WPF - FlagsEnumValueConverter


I feel a trend starting… another http://stackoverflow.com/ answer, here’s the question (massively snipped):

I have a nearly functional example of two-way binding a checkbox to an individual bit of a flags enumeration… The problem though is that the binding behaves as if it is one way (UI to DataContext, not vice versa). So effectively the check box does not initialize, but if it is toggled the data source is correctly updated…

Here’s the full link to the post for more context, if required.

The bottom line is that a solution to binding to “bit” flags can be challenging, but the solution initially offered in the question was extremely complex (class with a bunch of Attached Properties yadda, yadda, yadda), when I looked at it thought, I thought "surely that can be done with a value converter”; after a little bit of hacking I have a simple IValueConverter implementation for any flags enumeration.

But first, consider the following Enum definition:

public enum Department
    None = 0,
    A = 1,
    B = 2,
    C = 4,
    D = 8

My first step was to create a specific converter for the Department Enum:

public class DepartmentValueConverter : IValueConverter
    private Department target;

    public DepartmentValueConverter()

    public object Convert(object value, Type targetType, object parameter, CultureInfo culture)
        Department mask = (Department)parameter;
        this.target = (Department)value;
        return ((mask & this.target) != 0);

    public object ConvertBack(object value, Type targetType, object parameter, CultureInfo culture)
        this.target ^= (Department)parameter;
        return this.target;

The tricky part, according to the initial question, was the ConvertBack implementation. The solution here is to simply store the incoming value in the Convert method, and when the value is changed the ConvertBack method uses the Exclusive-Or assignment operator to toggle the bit, which works lovely.

However, I also figured that it should be possible to create a generic version of this converter – this type of converter is not something that you’d be creating everyday, so to have a specific version for each Flags Enum would probably be a totally acceptable solution… but… this is what I came up with:

public class FlagsEnumValueConverter : IValueConverter
    private int targetValue;

    public FlagsEnumValueConverter()

    public object Convert(object value, Type targetType, object parameter, CultureInfo culture)
        int mask = (int)parameter;
        this.targetValue = (int)value;
        return ((mask & this.targetValue) != 0);

    public object ConvertBack(object value, Type targetType, object parameter, CultureInfo culture)
        this.targetValue ^= (int)parameter;
        return Enum.Parse(targetType, this.targetValue.ToString());

So the key to this solution is that it works with the underlying type for most Enum values: Int32. The basic pattern is the same, but it simply replaces the specific Enum value with an Int32; with the only tricky part being in the ConvertBack: When I simply returned an Int32, when an Enum value was expected, WPF did not update the underlying value in the binding. I found I had to convert the Int32 to the specific Enum value represented by the Int32; which I simply handled by using the Enum.Parse method.

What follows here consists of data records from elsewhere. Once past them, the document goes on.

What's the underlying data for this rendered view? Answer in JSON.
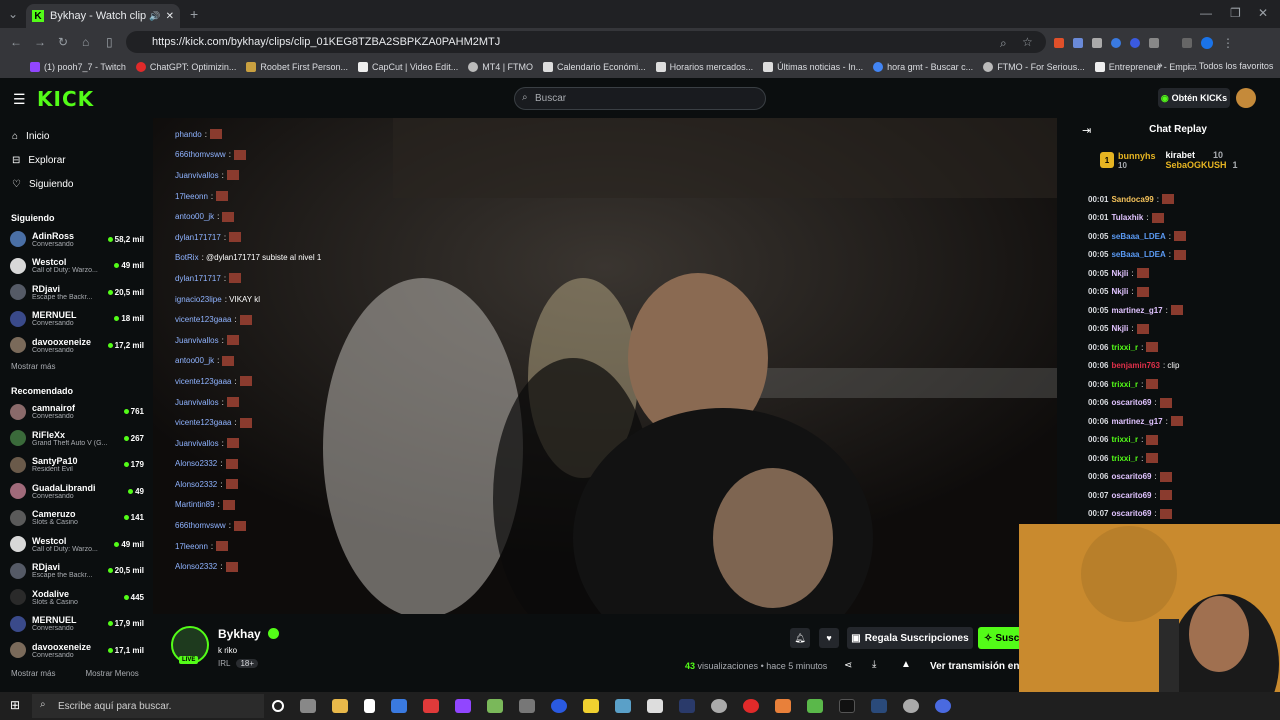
{
  "browser": {
    "tab_title": "Bykhay - Watch clips on Kic",
    "url": "https://kick.com/bykhay/clips/clip_01KEG8TZBA2SBPKZA0PAHM2MTJ",
    "bookmarks": [
      "(1) pooh7_7 - Twitch",
      "ChatGPT: Optimizin...",
      "Roobet First Person...",
      "CapCut | Video Edit...",
      "MT4 | FTMO",
      "Calendario Económi...",
      "Horarios mercados...",
      "Últimas noticias - In...",
      "hora gmt - Buscar c...",
      "FTMO - For Serious...",
      "Entrepreneur - Empi..."
    ],
    "all_bookmarks": "Todos los favoritos"
  },
  "header": {
    "logo": "KICK",
    "search_placeholder": "Buscar",
    "kicks_button": "Obtén KICKs"
  },
  "sidebar": {
    "nav": [
      {
        "label": "Inicio",
        "icon": "home-icon"
      },
      {
        "label": "Explorar",
        "icon": "compass-icon"
      },
      {
        "label": "Siguiendo",
        "icon": "heart-icon"
      }
    ],
    "following_title": "Siguiendo",
    "following": [
      {
        "name": "AdinRoss",
        "category": "Conversando",
        "viewers": "58,2 mil",
        "color": "#4a6fa5"
      },
      {
        "name": "Westcol",
        "category": "Call of Duty: Warzo...",
        "viewers": "49 mil",
        "color": "#d8d8d8"
      },
      {
        "name": "RDjavi",
        "category": "Escape the Backr...",
        "viewers": "20,5 mil",
        "color": "#555a66"
      },
      {
        "name": "MERNUEL",
        "category": "Conversando",
        "viewers": "18 mil",
        "color": "#3a4a8a"
      },
      {
        "name": "davooxeneize",
        "category": "Conversando",
        "viewers": "17,2 mil",
        "color": "#7a6a5a"
      }
    ],
    "show_more": "Mostrar más",
    "recommended_title": "Recomendado",
    "recommended": [
      {
        "name": "camnairof",
        "category": "Conversando",
        "viewers": "761",
        "color": "#8a6a6a"
      },
      {
        "name": "RiFleXx",
        "category": "Grand Theft Auto V (G...",
        "viewers": "267",
        "color": "#3a6a3a"
      },
      {
        "name": "SantyPa10",
        "category": "Resident Evil",
        "viewers": "179",
        "color": "#6a5a4a"
      },
      {
        "name": "GuadaLibrandi",
        "category": "Conversando",
        "viewers": "49",
        "color": "#a06a7a"
      },
      {
        "name": "Cameruzo",
        "category": "Slots & Casino",
        "viewers": "141",
        "color": "#5a5a5a"
      },
      {
        "name": "Westcol",
        "category": "Call of Duty: Warzo...",
        "viewers": "49 mil",
        "color": "#d8d8d8"
      },
      {
        "name": "RDjavi",
        "category": "Escape the Backr...",
        "viewers": "20,5 mil",
        "color": "#555a66"
      },
      {
        "name": "Xodalive",
        "category": "Slots & Casino",
        "viewers": "445",
        "color": "#2a2a2a"
      },
      {
        "name": "MERNUEL",
        "category": "Conversando",
        "viewers": "17,9 mil",
        "color": "#3a4a8a"
      },
      {
        "name": "davooxeneize",
        "category": "Conversando",
        "viewers": "17,1 mil",
        "color": "#7a6a5a"
      }
    ],
    "show_more2": "Mostrar más",
    "show_less": "Mostrar Menos"
  },
  "video_overlay": {
    "lines": [
      {
        "user": "phando",
        "text": ":"
      },
      {
        "user": "666thomvsww",
        "text": ":"
      },
      {
        "user": "Juanvivallos",
        "text": ":"
      },
      {
        "user": "17leeonn",
        "text": ":"
      },
      {
        "user": "antoo00_jk",
        "text": ":"
      },
      {
        "user": "dylan171717",
        "text": ":"
      },
      {
        "user": "BotRix",
        "text": ": @dylan171717 subiste al nivel 1"
      },
      {
        "user": "dylan171717",
        "text": ":"
      },
      {
        "user": "ignacio23lipe",
        "text": ": VIKAY kl"
      },
      {
        "user": "vicente123gaaa",
        "text": ":"
      },
      {
        "user": "Juanvivallos",
        "text": ":"
      },
      {
        "user": "antoo00_jk",
        "text": ":"
      },
      {
        "user": "vicente123gaaa",
        "text": ":"
      },
      {
        "user": "Juanvivallos",
        "text": ":"
      },
      {
        "user": "vicente123gaaa",
        "text": ":"
      },
      {
        "user": "Juanvivallos",
        "text": ":"
      },
      {
        "user": "Alonso2332",
        "text": ":"
      },
      {
        "user": "Alonso2332",
        "text": ":"
      },
      {
        "user": "Martintin89",
        "text": ":"
      },
      {
        "user": "666thomvsww",
        "text": ":"
      },
      {
        "user": "17leeonn",
        "text": ":"
      },
      {
        "user": "Alonso2332",
        "text": ":"
      }
    ]
  },
  "channel": {
    "name": "Bykhay",
    "live_label": "LIVE",
    "clip_title": "k riko",
    "category": "IRL",
    "age_tag": "18+",
    "gift_button": "Regala Suscripciones",
    "subscribe_button": "Susc",
    "views_count": "43",
    "views_label": "visualizaciones",
    "time_ago": "hace 5 minutos",
    "watch_button": "Ver transmisión en"
  },
  "chat": {
    "title": "Chat Replay",
    "podium": [
      {
        "name": "bunnyhs",
        "amount": "10",
        "rank": "1"
      },
      {
        "name": "kirabet",
        "amount": "10"
      },
      {
        "name": "SebaOGKUSH",
        "amount": "1"
      }
    ],
    "messages": [
      {
        "time": "00:01",
        "user": "Sandoca99",
        "text": ":",
        "color": "#f5c35b"
      },
      {
        "time": "00:01",
        "user": "Tulaxhik",
        "text": ":",
        "color": "#e0c3ff"
      },
      {
        "time": "00:05",
        "user": "seBaaa_LDEA",
        "text": ":",
        "color": "#5b9bf5"
      },
      {
        "time": "00:05",
        "user": "seBaaa_LDEA",
        "text": ":",
        "color": "#5b9bf5"
      },
      {
        "time": "00:05",
        "user": "Nkjli",
        "text": ":",
        "color": "#e0c3ff"
      },
      {
        "time": "00:05",
        "user": "Nkjli",
        "text": ":",
        "color": "#e0c3ff"
      },
      {
        "time": "00:05",
        "user": "martinez_g17",
        "text": ":",
        "color": "#e0c3ff"
      },
      {
        "time": "00:05",
        "user": "Nkjli",
        "text": ":",
        "color": "#e0c3ff"
      },
      {
        "time": "00:06",
        "user": "trixxi_r",
        "text": ":",
        "color": "#53fc18"
      },
      {
        "time": "00:06",
        "user": "benjamin763",
        "text": ": clip",
        "color": "#e0304a"
      },
      {
        "time": "00:06",
        "user": "trixxi_r",
        "text": ":",
        "color": "#53fc18"
      },
      {
        "time": "00:06",
        "user": "oscarito69",
        "text": ":",
        "color": "#e0c3ff"
      },
      {
        "time": "00:06",
        "user": "martinez_g17",
        "text": ":",
        "color": "#e0c3ff"
      },
      {
        "time": "00:06",
        "user": "trixxi_r",
        "text": ":",
        "color": "#53fc18"
      },
      {
        "time": "00:06",
        "user": "trixxi_r",
        "text": ":",
        "color": "#53fc18"
      },
      {
        "time": "00:06",
        "user": "oscarito69",
        "text": ":",
        "color": "#e0c3ff"
      },
      {
        "time": "00:07",
        "user": "oscarito69",
        "text": ":",
        "color": "#e0c3ff"
      },
      {
        "time": "00:07",
        "user": "oscarito69",
        "text": ":",
        "color": "#e0c3ff"
      }
    ]
  },
  "taskbar": {
    "search_placeholder": "Escribe aquí para buscar."
  },
  "colors": {
    "accent": "#53fc18",
    "background": "#0b0e0f"
  }
}
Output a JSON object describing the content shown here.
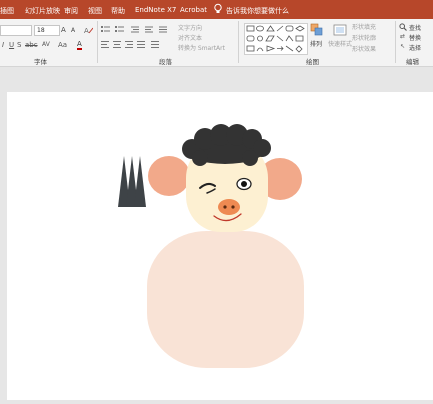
{
  "tabs": {
    "items": [
      "插图",
      "幻灯片放映",
      "审阅",
      "视图",
      "帮助",
      "EndNote X7",
      "Acrobat"
    ],
    "tell_me": "告诉我你想要做什么"
  },
  "ribbon": {
    "font": {
      "size_value": "18",
      "grow_label": "A",
      "shrink_label": "A",
      "case_label": "Aa",
      "spacing_label": "AV",
      "color_label": "A",
      "group_label": "字体"
    },
    "paragraph": {
      "text_direction": "文字方向",
      "align_text": "对齐文本",
      "smartart": "转换为 SmartArt",
      "group_label": "段落"
    },
    "drawing": {
      "arrange": "排列",
      "quick_styles": "快速样式",
      "shape_fill": "形状填充",
      "shape_outline": "形状轮廓",
      "shape_effects": "形状效果",
      "group_label": "绘图"
    },
    "editing": {
      "find": "查找",
      "replace": "替换",
      "select": "选择",
      "group_label": "编辑"
    }
  },
  "colors": {
    "tab_bar": "#b7472a",
    "hair": "#333333",
    "ears": "#f2a98a",
    "face": "#fdf0d2",
    "nose": "#ee8a52",
    "body": "#f9e3d6",
    "triangles": "#3e4347"
  }
}
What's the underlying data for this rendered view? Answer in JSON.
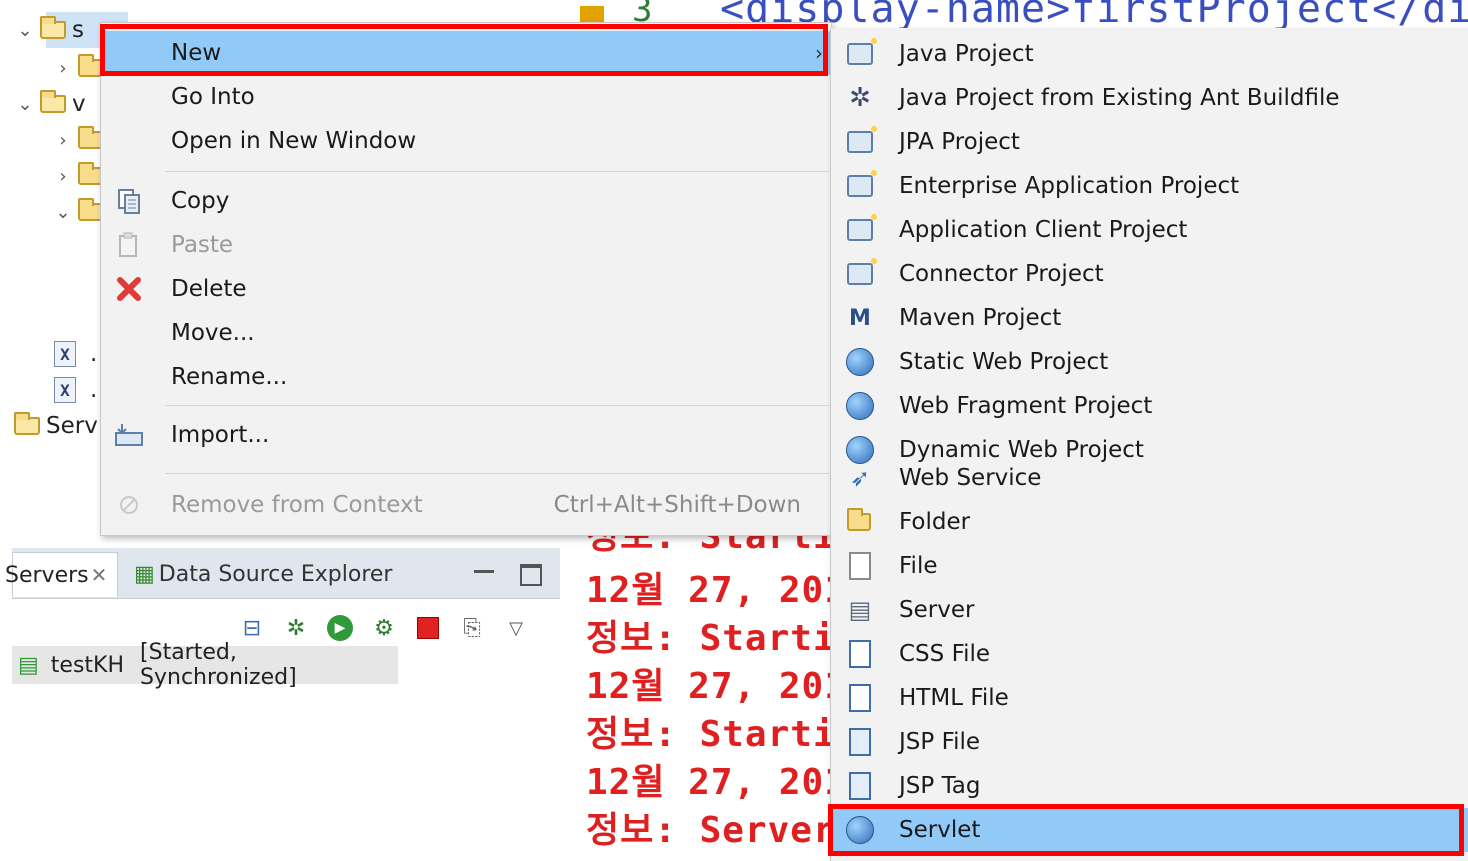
{
  "tree": {
    "rows": [
      {
        "label": "s"
      },
      {
        "label": ""
      },
      {
        "label": "v"
      },
      {
        "label": ""
      },
      {
        "label": ""
      },
      {
        "label": ""
      },
      {
        "label": "."
      },
      {
        "label": "."
      },
      {
        "label": "Serv"
      }
    ]
  },
  "editor": {
    "code_text": "<display-name>firstProject</dis",
    "gutter_char": "3"
  },
  "console": {
    "lines": [
      "정보: Starti",
      "12월 27, 201",
      "정보: Starti",
      "12월 27, 201",
      "정보: Starti",
      "12월 27, 201",
      "정보: Server"
    ]
  },
  "servers_view": {
    "tabs": [
      {
        "label": "Servers"
      },
      {
        "label": "Data Source Explorer"
      }
    ],
    "server_name": "testKH",
    "server_status": "[Started, Synchronized]"
  },
  "context_menu": {
    "items": [
      {
        "label": "New",
        "arrow": "›",
        "icon": ""
      },
      {
        "label": "Go Into",
        "icon": ""
      },
      {
        "label": "Open in New Window",
        "icon": ""
      },
      {
        "label": "Copy",
        "icon": "copy-icon"
      },
      {
        "label": "Paste",
        "icon": "paste-icon"
      },
      {
        "label": "Delete",
        "icon": "delete-icon"
      },
      {
        "label": "Move...",
        "icon": ""
      },
      {
        "label": "Rename...",
        "icon": ""
      },
      {
        "label": "Import...",
        "icon": "import-icon"
      },
      {
        "label": "Remove from Context",
        "accelerator": "Ctrl+Alt+Shift+Down",
        "icon": "remove-context-icon"
      }
    ]
  },
  "new_submenu": {
    "items": [
      {
        "label": "Java Project"
      },
      {
        "label": "Java Project from Existing Ant Buildfile"
      },
      {
        "label": "JPA Project"
      },
      {
        "label": "Enterprise Application Project"
      },
      {
        "label": "Application Client Project"
      },
      {
        "label": "Connector Project"
      },
      {
        "label": "Maven Project"
      },
      {
        "label": "Static Web Project"
      },
      {
        "label": "Web Fragment Project"
      },
      {
        "label": "Dynamic Web Project"
      },
      {
        "label": "Web Service"
      },
      {
        "label": "Folder"
      },
      {
        "label": "File"
      },
      {
        "label": "Server"
      },
      {
        "label": "CSS File"
      },
      {
        "label": "HTML File"
      },
      {
        "label": "JSP File"
      },
      {
        "label": "JSP Tag"
      },
      {
        "label": "Servlet"
      }
    ]
  },
  "colors": {
    "highlight": "#91c9f7",
    "annotation_red": "#ff0000",
    "console_red": "#e02020"
  }
}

The following screenshot then shows how to consume the converter in XAML. Note that the mask value for the Enum value instance is passed in the CommandParameter property on the binding declaration.


I have uploaded a sample application here:


Here’s a screenshot of the app, for what it’s worth given its simplicity :)


Comments and questions welcome as always.


Anonymous said...

Great example!

Paul said...

Thanks, I'm glad you liked it :)

Felix said...

Thanks, exactly what i needed. :-)

Paul said...

Glad I could help.


Anonymous said...

I'm having problem when the check box is using explicit update trigger. any idea/

RV1987 said...

Nice solution but this have limitation in case items have to be generated dynamically. Lets say i have 20 enum values then i have to place 20 checkboxes instead of using ItemsControl.

Tobias said...

Awesome, thank you very much! That´s exactly what i was searching for...

Lawrence Mantin said...

Just what I needed. Thanks for sharing.

Marcin Sulecki said...

Excelent solution! Thank you.

Moses said...

Thanks!!! It's Great!!

Helton Moraes said...

The best part of this solution: it has a sample code that simply works!! Thanks a lot for the effort!!

Richard Blank said...

Thank you, simple sample and works wonderful